TASK PROMPT
Give back the entire listing exactly as it was provided.

RECORDS FOR THIS EXERCISE
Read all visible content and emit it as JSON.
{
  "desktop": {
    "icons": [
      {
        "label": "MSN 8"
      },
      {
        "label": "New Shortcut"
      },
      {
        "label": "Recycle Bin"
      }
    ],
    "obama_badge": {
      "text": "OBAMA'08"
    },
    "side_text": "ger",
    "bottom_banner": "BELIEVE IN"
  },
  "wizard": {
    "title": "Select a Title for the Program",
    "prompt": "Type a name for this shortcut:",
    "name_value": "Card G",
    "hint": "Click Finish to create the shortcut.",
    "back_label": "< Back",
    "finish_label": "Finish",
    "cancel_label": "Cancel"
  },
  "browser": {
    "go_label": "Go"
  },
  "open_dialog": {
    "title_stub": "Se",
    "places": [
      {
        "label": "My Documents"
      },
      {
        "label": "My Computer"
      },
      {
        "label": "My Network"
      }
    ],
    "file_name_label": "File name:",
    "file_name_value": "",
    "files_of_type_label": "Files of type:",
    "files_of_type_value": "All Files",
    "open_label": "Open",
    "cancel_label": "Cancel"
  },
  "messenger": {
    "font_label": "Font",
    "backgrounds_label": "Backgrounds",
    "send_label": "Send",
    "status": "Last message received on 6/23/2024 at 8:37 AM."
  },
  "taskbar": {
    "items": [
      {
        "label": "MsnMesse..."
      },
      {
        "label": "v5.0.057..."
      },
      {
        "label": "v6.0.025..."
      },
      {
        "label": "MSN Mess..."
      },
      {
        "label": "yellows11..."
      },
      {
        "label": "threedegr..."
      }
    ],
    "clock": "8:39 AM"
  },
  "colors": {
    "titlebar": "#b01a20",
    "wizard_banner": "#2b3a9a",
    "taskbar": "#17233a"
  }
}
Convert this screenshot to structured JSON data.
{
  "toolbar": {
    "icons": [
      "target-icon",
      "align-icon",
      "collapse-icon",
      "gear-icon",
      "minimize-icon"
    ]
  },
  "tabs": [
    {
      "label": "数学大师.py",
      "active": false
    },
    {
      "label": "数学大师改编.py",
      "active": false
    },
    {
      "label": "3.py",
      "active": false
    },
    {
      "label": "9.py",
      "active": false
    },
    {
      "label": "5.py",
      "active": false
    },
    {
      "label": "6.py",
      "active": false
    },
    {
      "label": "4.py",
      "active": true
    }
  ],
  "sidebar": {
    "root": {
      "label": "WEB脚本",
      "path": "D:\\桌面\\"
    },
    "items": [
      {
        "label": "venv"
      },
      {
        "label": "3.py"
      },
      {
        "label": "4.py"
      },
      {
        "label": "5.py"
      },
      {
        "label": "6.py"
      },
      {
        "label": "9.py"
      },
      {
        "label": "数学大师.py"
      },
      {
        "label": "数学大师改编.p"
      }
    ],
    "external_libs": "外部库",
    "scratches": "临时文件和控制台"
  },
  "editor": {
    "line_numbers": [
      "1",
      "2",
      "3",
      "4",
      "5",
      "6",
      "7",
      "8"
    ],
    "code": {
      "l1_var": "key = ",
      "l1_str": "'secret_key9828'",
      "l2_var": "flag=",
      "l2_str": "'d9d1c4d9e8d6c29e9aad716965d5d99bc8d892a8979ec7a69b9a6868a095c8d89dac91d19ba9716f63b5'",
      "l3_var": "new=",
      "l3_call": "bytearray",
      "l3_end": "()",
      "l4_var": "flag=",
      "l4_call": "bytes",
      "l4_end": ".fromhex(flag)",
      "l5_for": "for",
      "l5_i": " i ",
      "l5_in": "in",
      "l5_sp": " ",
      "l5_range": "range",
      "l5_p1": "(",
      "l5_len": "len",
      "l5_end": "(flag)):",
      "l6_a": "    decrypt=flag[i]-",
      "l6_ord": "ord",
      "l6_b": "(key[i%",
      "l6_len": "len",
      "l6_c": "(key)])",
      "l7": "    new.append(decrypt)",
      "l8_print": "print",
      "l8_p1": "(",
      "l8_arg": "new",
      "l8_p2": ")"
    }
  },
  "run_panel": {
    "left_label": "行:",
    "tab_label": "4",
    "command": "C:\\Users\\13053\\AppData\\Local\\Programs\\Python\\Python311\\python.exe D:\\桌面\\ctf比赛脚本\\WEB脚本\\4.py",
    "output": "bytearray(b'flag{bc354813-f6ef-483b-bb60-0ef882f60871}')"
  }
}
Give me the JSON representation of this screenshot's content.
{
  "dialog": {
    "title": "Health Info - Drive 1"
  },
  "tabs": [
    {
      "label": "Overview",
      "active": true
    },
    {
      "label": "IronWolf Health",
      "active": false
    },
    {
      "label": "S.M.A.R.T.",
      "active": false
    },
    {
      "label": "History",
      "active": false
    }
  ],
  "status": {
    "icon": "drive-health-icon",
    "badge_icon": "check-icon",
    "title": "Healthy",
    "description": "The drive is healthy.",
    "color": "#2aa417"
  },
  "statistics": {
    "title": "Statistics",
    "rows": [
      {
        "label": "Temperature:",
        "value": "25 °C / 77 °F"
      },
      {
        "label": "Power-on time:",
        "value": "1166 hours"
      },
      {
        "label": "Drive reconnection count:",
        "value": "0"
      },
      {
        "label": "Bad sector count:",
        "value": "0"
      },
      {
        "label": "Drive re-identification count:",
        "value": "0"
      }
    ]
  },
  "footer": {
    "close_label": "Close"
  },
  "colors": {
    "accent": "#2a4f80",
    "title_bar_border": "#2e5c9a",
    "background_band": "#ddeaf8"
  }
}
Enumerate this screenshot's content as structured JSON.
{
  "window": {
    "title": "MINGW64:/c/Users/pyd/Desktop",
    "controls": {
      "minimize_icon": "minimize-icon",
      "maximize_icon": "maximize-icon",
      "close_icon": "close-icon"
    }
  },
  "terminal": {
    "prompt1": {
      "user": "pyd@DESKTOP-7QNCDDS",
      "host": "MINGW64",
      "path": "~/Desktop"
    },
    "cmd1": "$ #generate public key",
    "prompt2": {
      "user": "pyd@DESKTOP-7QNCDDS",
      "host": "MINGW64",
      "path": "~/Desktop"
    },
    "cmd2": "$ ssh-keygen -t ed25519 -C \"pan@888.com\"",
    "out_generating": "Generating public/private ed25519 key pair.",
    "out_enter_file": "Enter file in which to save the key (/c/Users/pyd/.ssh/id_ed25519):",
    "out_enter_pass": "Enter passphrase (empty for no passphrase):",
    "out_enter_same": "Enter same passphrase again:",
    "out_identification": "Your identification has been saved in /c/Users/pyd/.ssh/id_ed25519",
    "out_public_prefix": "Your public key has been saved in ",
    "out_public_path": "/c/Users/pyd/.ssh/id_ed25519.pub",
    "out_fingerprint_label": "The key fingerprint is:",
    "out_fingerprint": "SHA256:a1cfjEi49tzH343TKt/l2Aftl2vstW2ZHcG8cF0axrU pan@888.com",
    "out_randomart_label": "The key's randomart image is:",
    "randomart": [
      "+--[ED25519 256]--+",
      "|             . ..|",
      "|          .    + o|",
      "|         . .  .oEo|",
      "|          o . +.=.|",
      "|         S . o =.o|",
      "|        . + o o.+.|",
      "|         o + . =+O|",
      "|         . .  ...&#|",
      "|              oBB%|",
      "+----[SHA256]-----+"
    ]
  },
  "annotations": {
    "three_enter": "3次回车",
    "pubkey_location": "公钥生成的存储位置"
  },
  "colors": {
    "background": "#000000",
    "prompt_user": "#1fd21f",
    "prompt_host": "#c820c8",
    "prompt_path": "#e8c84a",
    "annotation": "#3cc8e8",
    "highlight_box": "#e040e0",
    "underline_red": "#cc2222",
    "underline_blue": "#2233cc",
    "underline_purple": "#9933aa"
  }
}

SOLUTION FOR THIS EXERCISE
Read all visible content and emit it as JSON.
{
  "desktop": {
    "icons": [
      {
        "label": "MSN 8"
      },
      {
        "label": "New Shortcut"
      },
      {
        "label": "Recycle Bin"
      }
    ],
    "obama_badge": {
      "text": "OBAMA'08"
    },
    "side_text": "ger",
    "bottom_banner": "BELIEVE IN"
  },
  "wizard": {
    "title": "Select a Title for the Program",
    "prompt": "Type a name for this shortcut:",
    "name_value": "Card G",
    "hint": "Click Finish to create the shortcut.",
    "back_label": "< Back",
    "finish_label": "Finish",
    "cancel_label": "Cancel"
  },
  "browser": {
    "go_label": "Go"
  },
  "open_dialog": {
    "title_stub": "Se",
    "places": [
      {
        "label": "My Documents"
      },
      {
        "label": "My Computer"
      },
      {
        "label": "My Network"
      }
    ],
    "file_name_label": "File name:",
    "file_name_value": "",
    "files_of_type_label": "Files of type:",
    "files_of_type_value": "All Files",
    "open_label": "Open",
    "cancel_label": "Cancel"
  },
  "messenger": {
    "font_label": "Font",
    "backgrounds_label": "Backgrounds",
    "send_label": "Send",
    "status": "Last message received on 6/23/2024 at 8:37 AM."
  },
  "taskbar": {
    "items": [
      {
        "label": "MsnMesse..."
      },
      {
        "label": "v5.0.057..."
      },
      {
        "label": "v6.0.025..."
      },
      {
        "label": "MSN Mess..."
      },
      {
        "label": "yellows11..."
      },
      {
        "label": "threedegr..."
      }
    ],
    "clock": "8:39 AM"
  },
  "colors": {
    "titlebar": "#b01a20",
    "wizard_banner": "#2b3a9a",
    "taskbar": "#17233a"
  }
}
Convert this screenshot to structured JSON data.
{
  "toolbar": {
    "icons": [
      "target-icon",
      "align-icon",
      "collapse-icon",
      "gear-icon",
      "minimize-icon"
    ]
  },
  "tabs": [
    {
      "label": "数学大师.py",
      "active": false
    },
    {
      "label": "数学大师改编.py",
      "active": false
    },
    {
      "label": "3.py",
      "active": false
    },
    {
      "label": "9.py",
      "active": false
    },
    {
      "label": "5.py",
      "active": false
    },
    {
      "label": "6.py",
      "active": false
    },
    {
      "label": "4.py",
      "active": true
    }
  ],
  "sidebar": {
    "root": {
      "label": "WEB脚本",
      "path": "D:\\桌面\\"
    },
    "items": [
      {
        "label": "venv"
      },
      {
        "label": "3.py"
      },
      {
        "label": "4.py"
      },
      {
        "label": "5.py"
      },
      {
        "label": "6.py"
      },
      {
        "label": "9.py"
      },
      {
        "label": "数学大师.py"
      },
      {
        "label": "数学大师改编.p"
      }
    ],
    "external_libs": "外部库",
    "scratches": "临时文件和控制台"
  },
  "editor": {
    "line_numbers": [
      "1",
      "2",
      "3",
      "4",
      "5",
      "6",
      "7",
      "8"
    ],
    "code": {
      "l1_var": "key = ",
      "l1_str": "'secret_key9828'",
      "l2_var": "flag=",
      "l2_str": "'d9d1c4d9e8d6c29e9aad716965d5d99bc8d892a8979ec7a69b9a6868a095c8d89dac91d19ba9716f63b5'",
      "l3_var": "new=",
      "l3_call": "bytearray",
      "l3_end": "()",
      "l4_var": "flag=",
      "l4_call": "bytes",
      "l4_end": ".fromhex(flag)",
      "l5_for": "for",
      "l5_i": " i ",
      "l5_in": "in",
      "l5_sp": " ",
      "l5_range": "range",
      "l5_p1": "(",
      "l5_len": "len",
      "l5_end": "(flag)):",
      "l6_a": "    decrypt=flag[i]-",
      "l6_ord": "ord",
      "l6_b": "(key[i%",
      "l6_len": "len",
      "l6_c": "(key)])",
      "l7": "    new.append(decrypt)",
      "l8_print": "print",
      "l8_p1": "(",
      "l8_arg": "new",
      "l8_p2": ")"
    }
  },
  "run_panel": {
    "left_label": "行:",
    "tab_label": "4",
    "command": "C:\\Users\\13053\\AppData\\Local\\Programs\\Python\\Python311\\python.exe D:\\桌面\\ctf比赛脚本\\WEB脚本\\4.py",
    "output": "bytearray(b'flag{bc354813-f6ef-483b-bb60-0ef882f60871}')"
  }
}
Give me the JSON representation of this screenshot's content.
{
  "dialog": {
    "title": "Health Info - Drive 1"
  },
  "tabs": [
    {
      "label": "Overview",
      "active": true
    },
    {
      "label": "IronWolf Health",
      "active": false
    },
    {
      "label": "S.M.A.R.T.",
      "active": false
    },
    {
      "label": "History",
      "active": false
    }
  ],
  "status": {
    "icon": "drive-health-icon",
    "badge_icon": "check-icon",
    "title": "Healthy",
    "description": "The drive is healthy.",
    "color": "#2aa417"
  },
  "statistics": {
    "title": "Statistics",
    "rows": [
      {
        "label": "Temperature:",
        "value": "25 °C / 77 °F"
      },
      {
        "label": "Power-on time:",
        "value": "1166 hours"
      },
      {
        "label": "Drive reconnection count:",
        "value": "0"
      },
      {
        "label": "Bad sector count:",
        "value": "0"
      },
      {
        "label": "Drive re-identification count:",
        "value": "0"
      }
    ]
  },
  "footer": {
    "close_label": "Close"
  },
  "colors": {
    "accent": "#2a4f80",
    "title_bar_border": "#2e5c9a",
    "background_band": "#ddeaf8"
  }
}
Enumerate this screenshot's content as structured JSON.
{
  "window": {
    "title": "MINGW64:/c/Users/pyd/Desktop",
    "controls": {
      "minimize_icon": "minimize-icon",
      "maximize_icon": "maximize-icon",
      "close_icon": "close-icon"
    }
  },
  "terminal": {
    "prompt1": {
      "user": "pyd@DESKTOP-7QNCDDS",
      "host": "MINGW64",
      "path": "~/Desktop"
    },
    "cmd1": "$ #generate public key",
    "prompt2": {
      "user": "pyd@DESKTOP-7QNCDDS",
      "host": "MINGW64",
      "path": "~/Desktop"
    },
    "cmd2": "$ ssh-keygen -t ed25519 -C \"pan@888.com\"",
    "out_generating": "Generating public/private ed25519 key pair.",
    "out_enter_file": "Enter file in which to save the key (/c/Users/pyd/.ssh/id_ed25519):",
    "out_enter_pass": "Enter passphrase (empty for no passphrase):",
    "out_enter_same": "Enter same passphrase again:",
    "out_identification": "Your identification has been saved in /c/Users/pyd/.ssh/id_ed25519",
    "out_public_prefix": "Your public key has been saved in ",
    "out_public_path": "/c/Users/pyd/.ssh/id_ed25519.pub",
    "out_fingerprint_label": "The key fingerprint is:",
    "out_fingerprint": "SHA256:a1cfjEi49tzH343TKt/l2Aftl2vstW2ZHcG8cF0axrU pan@888.com",
    "out_randomart_label": "The key's randomart image is:",
    "randomart": [
      "+--[ED25519 256]--+",
      "|             . ..|",
      "|          .    + o|",
      "|         . .  .oEo|",
      "|          o . +.=.|",
      "|         S . o =.o|",
      "|        . + o o.+.|",
      "|         o + . =+O|",
      "|         . .  ...&#|",
      "|              oBB%|",
      "+----[SHA256]-----+"
    ]
  },
  "annotations": {
    "three_enter": "3次回车",
    "pubkey_location": "公钥生成的存储位置"
  },
  "colors": {
    "background": "#000000",
    "prompt_user": "#1fd21f",
    "prompt_host": "#c820c8",
    "prompt_path": "#e8c84a",
    "annotation": "#3cc8e8",
    "highlight_box": "#e040e0",
    "underline_red": "#cc2222",
    "underline_blue": "#2233cc",
    "underline_purple": "#9933aa"
  }
}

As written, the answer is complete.